Over his long career, DePace is remembered as a prolific designer of Roman Catholic churches, schools and convents. Throughout his career he worked with several Roman Catholic Diocese including the Archdiocese of New York, Archdiocese of Newark, Archdiocese of Hartford, Diocese of Brooklyn, Diocese of Bridgeport, Diocese of Springfield, Massachusetts. Although his work was prolific, he never achieved critical recognition. 1929: Gold Medal for 5th Ave, 640 Madison Ave 1950: Honorable Mention for Holy Year for St. Peter Church. An illustration of his work was published in Illustration of Modern Church Design.

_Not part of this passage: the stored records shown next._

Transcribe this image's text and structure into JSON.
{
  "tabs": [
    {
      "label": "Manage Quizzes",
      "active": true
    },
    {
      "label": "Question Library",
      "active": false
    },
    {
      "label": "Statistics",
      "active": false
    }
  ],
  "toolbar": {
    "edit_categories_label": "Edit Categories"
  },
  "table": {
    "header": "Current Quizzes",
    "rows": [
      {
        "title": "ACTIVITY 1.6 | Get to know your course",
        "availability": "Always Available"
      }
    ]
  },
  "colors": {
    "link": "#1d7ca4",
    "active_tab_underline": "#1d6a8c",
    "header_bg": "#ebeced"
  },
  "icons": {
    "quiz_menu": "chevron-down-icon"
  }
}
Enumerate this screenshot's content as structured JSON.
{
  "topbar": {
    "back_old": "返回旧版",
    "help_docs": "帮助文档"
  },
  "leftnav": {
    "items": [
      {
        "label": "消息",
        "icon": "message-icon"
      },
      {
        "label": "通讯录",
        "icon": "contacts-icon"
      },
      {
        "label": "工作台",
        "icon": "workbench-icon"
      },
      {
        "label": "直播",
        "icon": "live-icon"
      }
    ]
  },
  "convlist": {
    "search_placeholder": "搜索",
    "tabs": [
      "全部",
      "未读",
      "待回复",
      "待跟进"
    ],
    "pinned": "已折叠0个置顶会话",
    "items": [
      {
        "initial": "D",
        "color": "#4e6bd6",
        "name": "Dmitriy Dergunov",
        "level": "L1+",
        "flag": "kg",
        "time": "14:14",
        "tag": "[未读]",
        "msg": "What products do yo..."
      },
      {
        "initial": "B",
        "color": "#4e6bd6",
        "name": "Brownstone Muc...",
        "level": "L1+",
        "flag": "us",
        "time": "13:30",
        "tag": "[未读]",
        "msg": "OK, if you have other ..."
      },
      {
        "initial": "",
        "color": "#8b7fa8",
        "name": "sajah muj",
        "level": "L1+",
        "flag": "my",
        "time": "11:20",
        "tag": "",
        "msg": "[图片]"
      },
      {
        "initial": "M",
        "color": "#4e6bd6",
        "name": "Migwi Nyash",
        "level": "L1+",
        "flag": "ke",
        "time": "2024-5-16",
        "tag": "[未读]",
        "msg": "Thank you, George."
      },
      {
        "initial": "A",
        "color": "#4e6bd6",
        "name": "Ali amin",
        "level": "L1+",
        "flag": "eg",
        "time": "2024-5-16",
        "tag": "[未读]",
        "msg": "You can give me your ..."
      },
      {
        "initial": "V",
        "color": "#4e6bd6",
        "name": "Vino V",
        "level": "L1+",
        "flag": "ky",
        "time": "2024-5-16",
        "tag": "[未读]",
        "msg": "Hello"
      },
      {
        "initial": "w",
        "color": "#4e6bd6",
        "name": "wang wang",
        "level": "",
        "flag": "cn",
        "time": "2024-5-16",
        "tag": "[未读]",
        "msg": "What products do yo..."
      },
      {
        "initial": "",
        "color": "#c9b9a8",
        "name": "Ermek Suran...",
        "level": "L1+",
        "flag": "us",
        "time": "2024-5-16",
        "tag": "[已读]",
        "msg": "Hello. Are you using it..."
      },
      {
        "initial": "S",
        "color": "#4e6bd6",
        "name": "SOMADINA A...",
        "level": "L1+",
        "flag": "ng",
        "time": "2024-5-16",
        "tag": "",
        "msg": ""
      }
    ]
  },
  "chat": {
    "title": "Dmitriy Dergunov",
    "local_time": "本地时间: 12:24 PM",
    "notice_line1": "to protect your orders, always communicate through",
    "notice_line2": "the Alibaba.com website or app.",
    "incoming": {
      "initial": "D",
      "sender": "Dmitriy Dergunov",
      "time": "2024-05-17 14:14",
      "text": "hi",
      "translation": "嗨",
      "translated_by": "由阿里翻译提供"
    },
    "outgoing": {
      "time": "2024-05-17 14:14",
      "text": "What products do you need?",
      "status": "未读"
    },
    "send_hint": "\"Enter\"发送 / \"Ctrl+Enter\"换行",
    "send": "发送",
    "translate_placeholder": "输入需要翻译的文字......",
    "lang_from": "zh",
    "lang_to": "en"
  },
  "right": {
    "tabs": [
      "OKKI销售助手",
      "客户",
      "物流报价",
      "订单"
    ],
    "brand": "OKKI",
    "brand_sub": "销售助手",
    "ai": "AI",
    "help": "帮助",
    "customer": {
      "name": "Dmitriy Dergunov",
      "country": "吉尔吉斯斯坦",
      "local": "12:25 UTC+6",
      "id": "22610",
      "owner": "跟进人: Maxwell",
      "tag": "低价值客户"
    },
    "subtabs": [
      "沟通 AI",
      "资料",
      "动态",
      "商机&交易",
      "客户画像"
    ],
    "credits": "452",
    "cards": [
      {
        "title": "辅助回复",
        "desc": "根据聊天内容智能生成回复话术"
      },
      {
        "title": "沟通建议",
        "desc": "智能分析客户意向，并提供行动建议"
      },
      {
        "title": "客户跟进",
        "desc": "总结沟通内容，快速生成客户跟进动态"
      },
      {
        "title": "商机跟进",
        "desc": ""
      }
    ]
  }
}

Archdiocese of New York: 1925: St. Dominic Church, New York 1929-1931 St. Clare of Assisi Church, New York 1930, 1970 St. Theresa of the Infant Jesus Church, Pelham Bay 1931: St. Roch's Church, Bronx, NY 1939: St. Vincent De Paul Church, New York, NY (façade, church by Henry Engelbert 1949: Our Lady of Mt. Carmel School, New York St. Valentine Church, New York St. Vito Church, New York Sacred Heart Church, New York Nazareth High School, New YorkDiocese of Brooklyn: Basilica of Regina Pacis, New York Our Lady of Grace Church, New York St. Adalbert Church, New York Nativity of the Blessed Virgin Mary Church, Ozone Park, New YorkArchdiocese of Newark: St. Aloysius Church, New Jersey Holy Family Church, New Jersey St. Thomas the Apostle Church, New Jersey St. Rose of Lima Church, East Hanover, New Jersey St. Ann Church Fair Lawn, New Jersey Our Lady of Mt. Carmel Church, New Jersey St. Catherine of Sienna Church, Cedar Grove, New Jersey Our Lady of Sorrows Church, Jersey City, New Jersey Holy Rosary School, Jersey City, New Jersey Sacred Heart of Jesus Church, New Jersey Our Lady of Mt. Carmel Church, New Jersey Most Holy Name Church, New JerseyArchdiocese of Hartford: Holy Cross Church, New Britain, Connecticut St. Ann Church, New Britain, Connecticut Our Lady of Mt. Carmel Church, Connecticut St. Ann Church, ConnecticutDiocese of Bridgeport, Connecticut: St. Ambrose Church, Connecticut Holy Rosary Church, Connecticut St. Peter Church, Connecticut St. Emery Church, Connecticut St. Anthony Church, ConnecticutDiocese of Worcester, Massachusetts: Sacred Heart Church Milford, MassachusettsDiocese of Springfield, Massachusetts: Christ the King Church, Massachusetts St. Anthony Church, North Adams, Massachusetts St. Thomas Church, Massachusettselsewhere: Christ the King Church, Ohio Liberal Arts Building and Rotunda at Marywood College, Pennsylvania 1937: convent at St. Gabriel's Catholic Parish Complex, Pennsylvania